Dennis Johnson writes:

“Spiritual maturity is derived only from living in union with Christ*, by faith and through the Spirit.  Only in Christ and our union with him in his death and resurrection do believers find the motive and the powers to pursue growth in godliness and love.

Therefore, the same gospel that initially called us to faith is the means that perfects us in faith.  As surely as Christ’s obedience, death, and resurrection constitute the all-sufficient, once-for-all ground for our justification by faith, so Christ’s righteous life, sacrificial death, and vindication in resurrection power are the fount from which flows our sanctification by faith as we grow in grace.  The preaching that matures and edifies, no less than the preaching that evangelizes and converts, calls believers not “beyond” the gospel to “deeper mysteries” (as some were promising to the Colossian Christians [cf. Col. 2:16-23]) but more deeply into the gospel and its implications for our attitudes, affections, motivations, and actions.”

[Quoted from Dennis Johnson, Him We Proclaim: Preaching Christ From All the Scriptures (Phillipsburg, NJ: P&R Publishing, 2007), 68]

Dennis Johnson is Professor of Practical Theology at Westminster Seminary California.

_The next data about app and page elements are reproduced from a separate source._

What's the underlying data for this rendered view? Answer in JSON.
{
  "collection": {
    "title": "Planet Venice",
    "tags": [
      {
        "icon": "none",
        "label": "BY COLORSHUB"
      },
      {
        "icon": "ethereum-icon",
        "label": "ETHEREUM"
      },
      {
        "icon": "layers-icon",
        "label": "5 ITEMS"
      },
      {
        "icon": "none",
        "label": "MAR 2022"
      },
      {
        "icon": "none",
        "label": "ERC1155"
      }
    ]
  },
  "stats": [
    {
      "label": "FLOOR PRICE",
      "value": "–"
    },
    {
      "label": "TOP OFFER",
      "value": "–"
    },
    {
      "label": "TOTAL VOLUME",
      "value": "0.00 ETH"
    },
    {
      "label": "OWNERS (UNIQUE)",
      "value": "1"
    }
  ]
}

*For more on the believer’s “union with Christ” see Justin Taylor’s “Crash Course”, Michael Horton’s article, or Chapter 4 in Dan Cruver’s Reclaiming Adoption.